Full disclosure here, Eric Hardiman who operates Tape Drift and performs as Rambutan and with Century Plants and Burnt Hils and lord-knows-how-many-more collaborations and projects is a good friend and someone whom I admire. So it’s not always easy to write about music released by your friends or your friends label, but, I’m going to do my best to try and distance myself when listening to this and write about it in the most objective possibly way I can.
First things first, I understand that this is a split tape and not a collaboration. Second, the first side actually starts with Josh Mason, so Eric has committed the unforgivable crime of listing the artist who appears on the B-Side first. If I were Josh Mason I’d be furious and would throw the full force of my entertainment lawyers at Eric for this alone. But I’ll step aside and let their respective attorneys deal with that. If you’re reading this Josh Mason, I’ll gladly assist you as a witness if this leads to any kind of legal action, unless, Eric offers to silence me with Tape Drift commodities.
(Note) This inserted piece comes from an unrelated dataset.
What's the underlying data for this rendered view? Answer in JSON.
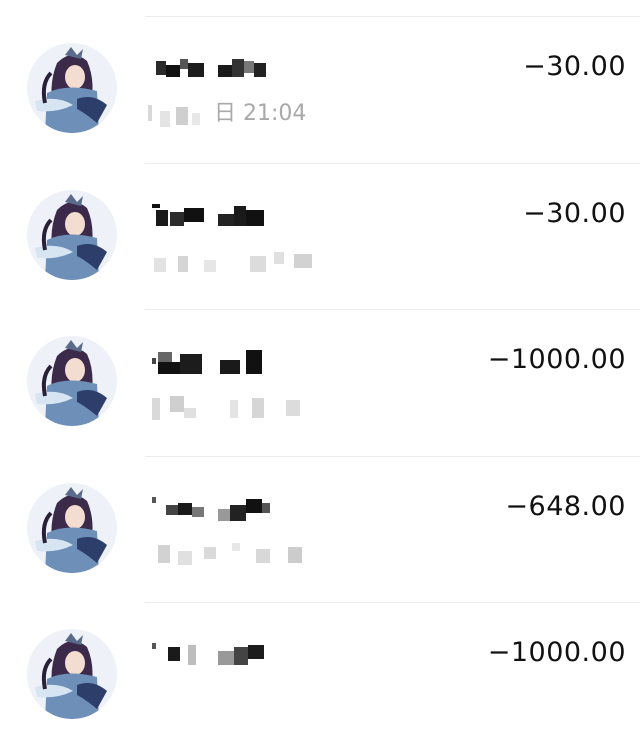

Josh Mason’s music is really gorgeous, and I mean that. I’m listening to this in a cold apartment shortly after super-storm Sandy ravaged the tri-state area and it’s having a soothing effect on me. I’m also feeling particularly anxious because it’s Election Day and millions of people in this country will decide whether we get a moderate and somewhat conservative Democrat or an etch-a-sketch Republican who to appeal to a far-right base has pretty much turned into a moderate fascist. But thanks to Josh Mason’s minimal guitar chords backed-up by reel-to-reel generated background noise (sounds kind of like one of those “Environments” LPs with the sound of a crackling fire playing in the background mixed with someone crumpling balls of paper and throwing them at a waste basket but missing) I’m feeling a little more at peace. This is not my cup-of-tea, most of the time (because I haven’t been feeling very contemplative as of late), but the different layers of sound capture my attention and make me want to discover more. I’d really like to see this music happening live, maybe inside a warm and well-lit log cabin with a blazing fireplace and a view of a frozen lake. A hot cup of coffee in my hands would be nice too. These sounds are warm, my only complaint: this side is too short and leaves me feeling like I’ve been cut-off from a more extended performance.
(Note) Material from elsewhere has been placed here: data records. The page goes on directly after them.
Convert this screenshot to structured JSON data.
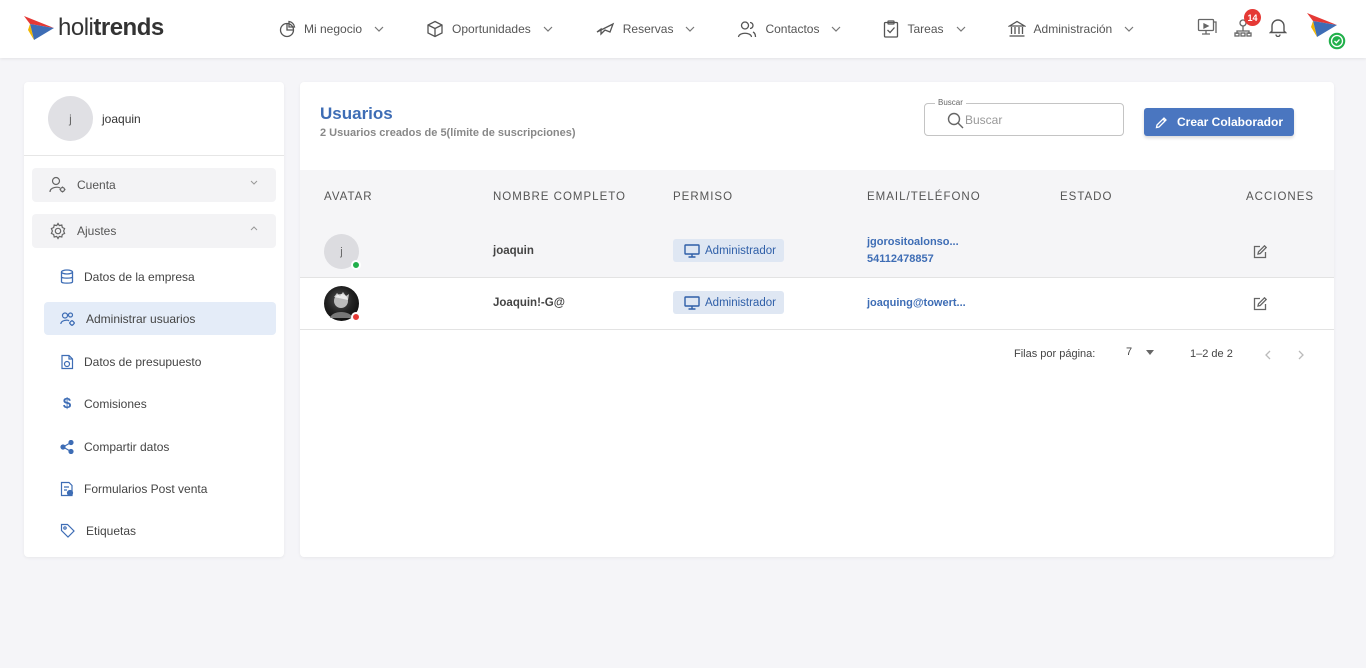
{
  "brand": {
    "name_light": "holi",
    "name_bold": "trends"
  },
  "nav": [
    {
      "label": "Mi negocio",
      "icon": "pie-chart-icon"
    },
    {
      "label": "Oportunidades",
      "icon": "box-icon"
    },
    {
      "label": "Reservas",
      "icon": "plane-icon"
    },
    {
      "label": "Contactos",
      "icon": "contacts-icon"
    },
    {
      "label": "Tareas",
      "icon": "clipboard-icon"
    },
    {
      "label": "Administración",
      "icon": "bank-icon"
    }
  ],
  "topbar": {
    "notification_count": "14"
  },
  "sidebar": {
    "user_initial": "j",
    "user_name": "joaquin",
    "sections": [
      {
        "label": "Cuenta",
        "expanded": false
      },
      {
        "label": "Ajustes",
        "expanded": true
      }
    ],
    "items": [
      {
        "label": "Datos de la empresa",
        "icon": "database-icon"
      },
      {
        "label": "Administrar usuarios",
        "icon": "users-gear-icon",
        "active": true
      },
      {
        "label": "Datos de presupuesto",
        "icon": "budget-doc-icon"
      },
      {
        "label": "Comisiones",
        "icon": "dollar-icon"
      },
      {
        "label": "Compartir datos",
        "icon": "share-icon"
      },
      {
        "label": "Formularios Post venta",
        "icon": "form-icon"
      },
      {
        "label": "Etiquetas",
        "icon": "tags-icon"
      }
    ]
  },
  "main": {
    "title": "Usuarios",
    "subtitle": "2 Usuarios creados de 5(límite de suscripciones)",
    "search": {
      "label": "Buscar",
      "placeholder": "Buscar"
    },
    "create_button": "Crear Colaborador",
    "columns": [
      "AVATAR",
      "NOMBRE COMPLETO",
      "PERMISO",
      "EMAIL/TELÉFONO",
      "ESTADO",
      "ACCIONES"
    ],
    "rows": [
      {
        "avatar_initial": "j",
        "name": "joaquin",
        "permission": "Administrador",
        "email": "jgorositoalonso...",
        "phone": "54112478857",
        "status_color": "#22b04b"
      },
      {
        "avatar_initial": "",
        "name": "Joaquin!-G@",
        "permission": "Administrador",
        "email": "joaquing@towert...",
        "phone": "",
        "status_color": "#e53935"
      }
    ],
    "pagination": {
      "rows_label": "Filas por página:",
      "rows_per_page": "7",
      "range": "1–2 de 2"
    }
  }
}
The general theme of the release is that both artists used a TEAC 3440 reel-to-reel and while Mason seems to use the loops more as a background to complement his guitar playing, McLaughlin employs it as his main instrument on his side of the tape.
Nathan McLaughlin’s side has less of a flow than Mason’s. It’s also entirely different, which is a really good thing in my book. There’s nothing more dull than listening to a split release where both artists sound alike. On his side, McLaughlin basically does reel-to-reel tape musique concrète, which kicks off with some banjo plucking and then moves into much more abstract territory. Very minimal sounding loops move from loud to quiet, the banjo pops up again and then gets sucked into other noises. It gets really good for me during the middle when it turns into a much more opaque sounding and slightly decaying loop. I could probably listen to that middle track on it’s own, hearing it slowly decay for up to 30 or 45 minutes and I’d be delighted, but that track is short, it ends, and then it goes back to different short-burst of loops. Musique concrète is a tough sell for me, because, well… for starters, the sounds created by McLaughlin sound atemporal and impersonal, and they don’t sound all that different then something that could have been recorded by Pierre Schaeffer himself or any of the artists affiliated with the GRMC, so it’s as if an entire approach to composition which was started in the first half of the 20th Century hasn’t progressed an inch into the 21st. Of course, that’s not true… its influence is palpable in most forms of popular music with the use of sampling, looping, re-mixing, etc but McLaughlin doesn’t seem to be innovating on the technique. I’m sure these recordings were super fun to execute and possibly even to watch happening live, but it isn’t all that captivating to listen to from a stereo.
I recently saw a live set by Pete Swanson in Brooklyn where his entire set up was basically just a reel-to-reel playing the same sound (a hard techno beat) repeating over and over and growing louder and louder, needless to say it was the least interesting set I have ever seen from an experimental musician and it made me think I was in a dance club, the young kids with Justin Bieber haircuts in the audience loved it though. Not that there’s anything wrong with dancing, I just cant’ go there. I’m all for rescuing and bringing back old analog equipment, but if we’re going to do that, let’s add something to it, let’s build on it.
Overall another solid release from Tape Drift and a rewarding listen from both sides especially if you’re not a cynical bastard such as myself.
Get it here while supplies last – http://www.tapedrift.com